What pissed me off about Monday night was that someone actually stood up and asked Treena Grevatt from "why would someone use choose your service when it looks like shit".   Can someone please explain to me what can be gained by saying something so insulting?  Of course the app is not polished yet, its still in development. Of course they could use help from a professional designer, so could we all.  As far as I’m concerned this type of comment, no matter how "well meaning" has no place at DemoCamp and goes against the whole spirit of the event.

To top it off, this was Treena’s first DemoCamp and she specifically mentioned at the start that she was a little nervous – so this type of comment helps how?   From what I heard she took it all in stride but how could you not feel least a little embarrassed at some level when someone says that to you.  What also sucks is that there are likely people in the crowd who probably won’t demo in the future because they don’t want to take this kind of public criticism. 

Now I’m not sure who this person was since I wasn’t in the room at the time but I spoke to some people who were and many felt that this was just rude.   In any case, if you where there and you think I got this all wrong please let me know in the comments…  


By Scott Lake

Natasha D’Souza to MC DemoCamp tomorrow night…

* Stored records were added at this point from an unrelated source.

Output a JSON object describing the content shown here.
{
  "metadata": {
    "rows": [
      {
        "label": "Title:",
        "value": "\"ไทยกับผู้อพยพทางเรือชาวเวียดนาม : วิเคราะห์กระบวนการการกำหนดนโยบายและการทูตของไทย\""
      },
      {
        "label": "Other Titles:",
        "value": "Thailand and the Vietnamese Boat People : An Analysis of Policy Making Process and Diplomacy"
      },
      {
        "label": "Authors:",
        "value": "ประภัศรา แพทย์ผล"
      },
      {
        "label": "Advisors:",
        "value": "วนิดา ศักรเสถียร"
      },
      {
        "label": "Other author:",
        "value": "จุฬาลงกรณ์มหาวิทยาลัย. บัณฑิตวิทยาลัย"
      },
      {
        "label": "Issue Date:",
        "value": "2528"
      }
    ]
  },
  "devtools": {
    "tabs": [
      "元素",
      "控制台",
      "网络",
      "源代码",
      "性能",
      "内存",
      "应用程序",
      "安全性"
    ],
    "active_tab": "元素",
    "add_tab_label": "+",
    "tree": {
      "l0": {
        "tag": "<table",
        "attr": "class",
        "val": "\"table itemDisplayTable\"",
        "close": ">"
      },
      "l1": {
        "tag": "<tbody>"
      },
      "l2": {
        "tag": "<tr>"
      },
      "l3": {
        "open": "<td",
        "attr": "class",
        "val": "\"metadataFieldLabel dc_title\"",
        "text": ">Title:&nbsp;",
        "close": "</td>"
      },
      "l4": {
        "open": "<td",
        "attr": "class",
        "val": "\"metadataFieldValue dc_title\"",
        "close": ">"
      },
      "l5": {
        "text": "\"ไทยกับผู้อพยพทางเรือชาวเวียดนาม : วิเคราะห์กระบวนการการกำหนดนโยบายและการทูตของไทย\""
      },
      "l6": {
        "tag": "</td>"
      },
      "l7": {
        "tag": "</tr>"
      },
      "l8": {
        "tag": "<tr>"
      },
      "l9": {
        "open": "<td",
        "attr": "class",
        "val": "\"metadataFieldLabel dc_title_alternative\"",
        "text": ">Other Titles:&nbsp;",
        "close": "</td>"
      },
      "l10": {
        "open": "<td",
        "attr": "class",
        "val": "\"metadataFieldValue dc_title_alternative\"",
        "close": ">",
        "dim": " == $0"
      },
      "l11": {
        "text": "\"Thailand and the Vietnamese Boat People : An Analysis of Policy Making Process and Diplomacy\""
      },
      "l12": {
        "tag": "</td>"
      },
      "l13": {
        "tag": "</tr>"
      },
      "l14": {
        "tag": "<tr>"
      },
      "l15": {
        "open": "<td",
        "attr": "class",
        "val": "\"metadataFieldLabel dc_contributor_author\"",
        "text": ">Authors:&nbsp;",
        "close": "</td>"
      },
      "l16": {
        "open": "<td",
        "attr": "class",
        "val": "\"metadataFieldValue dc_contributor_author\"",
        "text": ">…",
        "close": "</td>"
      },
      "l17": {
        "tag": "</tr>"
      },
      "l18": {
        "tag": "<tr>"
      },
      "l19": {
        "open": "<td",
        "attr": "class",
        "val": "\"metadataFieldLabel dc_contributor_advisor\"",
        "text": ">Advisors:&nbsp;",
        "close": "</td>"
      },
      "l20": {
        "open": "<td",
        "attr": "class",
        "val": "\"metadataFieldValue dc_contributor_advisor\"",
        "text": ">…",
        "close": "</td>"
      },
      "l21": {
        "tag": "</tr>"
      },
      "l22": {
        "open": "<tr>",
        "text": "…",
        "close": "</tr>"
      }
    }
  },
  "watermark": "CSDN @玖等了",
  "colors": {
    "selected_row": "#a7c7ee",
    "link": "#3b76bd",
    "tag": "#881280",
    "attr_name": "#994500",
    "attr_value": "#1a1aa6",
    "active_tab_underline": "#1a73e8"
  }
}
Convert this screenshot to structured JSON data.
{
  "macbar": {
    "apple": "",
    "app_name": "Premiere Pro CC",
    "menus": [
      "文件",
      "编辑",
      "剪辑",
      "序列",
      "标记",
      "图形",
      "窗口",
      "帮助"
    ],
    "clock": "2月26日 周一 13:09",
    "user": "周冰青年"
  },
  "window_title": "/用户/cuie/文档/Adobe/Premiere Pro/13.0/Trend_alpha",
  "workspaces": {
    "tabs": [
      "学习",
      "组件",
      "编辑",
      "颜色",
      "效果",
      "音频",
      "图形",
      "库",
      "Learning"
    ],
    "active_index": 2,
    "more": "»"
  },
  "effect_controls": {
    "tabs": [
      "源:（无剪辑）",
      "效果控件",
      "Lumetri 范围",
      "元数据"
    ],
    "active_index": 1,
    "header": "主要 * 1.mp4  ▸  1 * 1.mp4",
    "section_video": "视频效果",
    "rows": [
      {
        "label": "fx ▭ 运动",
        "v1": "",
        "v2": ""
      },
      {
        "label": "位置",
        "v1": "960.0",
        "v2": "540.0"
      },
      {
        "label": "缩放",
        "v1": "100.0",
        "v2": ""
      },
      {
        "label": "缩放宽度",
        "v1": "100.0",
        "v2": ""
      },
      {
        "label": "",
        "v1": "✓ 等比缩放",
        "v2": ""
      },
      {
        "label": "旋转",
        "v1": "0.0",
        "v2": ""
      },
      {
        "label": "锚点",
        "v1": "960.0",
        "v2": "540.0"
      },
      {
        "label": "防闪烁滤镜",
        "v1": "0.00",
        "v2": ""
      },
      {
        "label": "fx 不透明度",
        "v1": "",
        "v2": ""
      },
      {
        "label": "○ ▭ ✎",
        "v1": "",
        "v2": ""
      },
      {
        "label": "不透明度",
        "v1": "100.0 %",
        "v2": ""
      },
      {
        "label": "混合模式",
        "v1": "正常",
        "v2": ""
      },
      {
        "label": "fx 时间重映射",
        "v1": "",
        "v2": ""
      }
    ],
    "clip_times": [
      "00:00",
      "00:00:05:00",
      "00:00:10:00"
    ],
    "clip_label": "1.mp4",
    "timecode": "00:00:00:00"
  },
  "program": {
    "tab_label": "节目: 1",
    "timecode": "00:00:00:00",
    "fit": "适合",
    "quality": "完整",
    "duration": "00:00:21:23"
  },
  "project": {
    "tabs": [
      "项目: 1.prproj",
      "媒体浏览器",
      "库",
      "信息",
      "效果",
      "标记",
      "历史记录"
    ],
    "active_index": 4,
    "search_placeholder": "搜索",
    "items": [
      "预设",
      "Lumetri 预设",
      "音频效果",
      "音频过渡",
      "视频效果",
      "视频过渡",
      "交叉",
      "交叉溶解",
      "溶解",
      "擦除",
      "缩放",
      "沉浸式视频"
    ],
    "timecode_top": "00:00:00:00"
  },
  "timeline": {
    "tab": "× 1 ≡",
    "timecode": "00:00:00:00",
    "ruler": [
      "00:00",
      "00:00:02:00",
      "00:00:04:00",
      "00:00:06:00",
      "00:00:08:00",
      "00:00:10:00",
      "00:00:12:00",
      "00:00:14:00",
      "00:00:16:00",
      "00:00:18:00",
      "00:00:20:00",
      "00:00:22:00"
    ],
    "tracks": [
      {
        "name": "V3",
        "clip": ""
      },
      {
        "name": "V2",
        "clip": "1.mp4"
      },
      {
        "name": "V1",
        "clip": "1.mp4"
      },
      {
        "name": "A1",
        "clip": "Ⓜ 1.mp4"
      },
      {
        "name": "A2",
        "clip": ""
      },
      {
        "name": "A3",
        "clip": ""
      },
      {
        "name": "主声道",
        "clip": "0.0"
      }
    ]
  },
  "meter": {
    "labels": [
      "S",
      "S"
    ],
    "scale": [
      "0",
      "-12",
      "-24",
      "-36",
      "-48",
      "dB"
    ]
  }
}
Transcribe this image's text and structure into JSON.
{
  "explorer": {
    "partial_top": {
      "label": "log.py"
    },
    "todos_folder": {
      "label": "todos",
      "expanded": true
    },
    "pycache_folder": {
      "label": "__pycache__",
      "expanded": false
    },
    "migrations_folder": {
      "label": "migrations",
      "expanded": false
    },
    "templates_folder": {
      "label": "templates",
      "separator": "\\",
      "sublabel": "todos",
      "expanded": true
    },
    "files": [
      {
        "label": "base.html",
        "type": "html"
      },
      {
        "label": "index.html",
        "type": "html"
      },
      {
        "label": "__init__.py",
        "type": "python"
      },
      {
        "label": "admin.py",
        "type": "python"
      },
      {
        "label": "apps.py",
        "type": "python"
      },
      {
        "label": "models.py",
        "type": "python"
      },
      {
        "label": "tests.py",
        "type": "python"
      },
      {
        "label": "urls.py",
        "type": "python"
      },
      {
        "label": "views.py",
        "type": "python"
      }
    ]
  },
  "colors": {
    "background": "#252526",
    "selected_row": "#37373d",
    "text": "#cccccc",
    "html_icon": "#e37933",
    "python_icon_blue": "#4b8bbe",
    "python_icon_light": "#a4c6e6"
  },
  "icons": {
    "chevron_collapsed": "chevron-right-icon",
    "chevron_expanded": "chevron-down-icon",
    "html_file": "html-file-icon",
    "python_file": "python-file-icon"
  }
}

After a few days of rabid voting – Natasha D’Souza of VirtualEyeSee has emerged as the winner and will be MC’ing DemoCamp tomorrow (Oct 19th) at the Clocktower pub on Bank street.   There were almost 80 votes cast in the contest and it seems that most candiates have on average about 12 very close friends. :)   Can’t wait for tomorrow night and thanks to all who voted.

By Scott Lake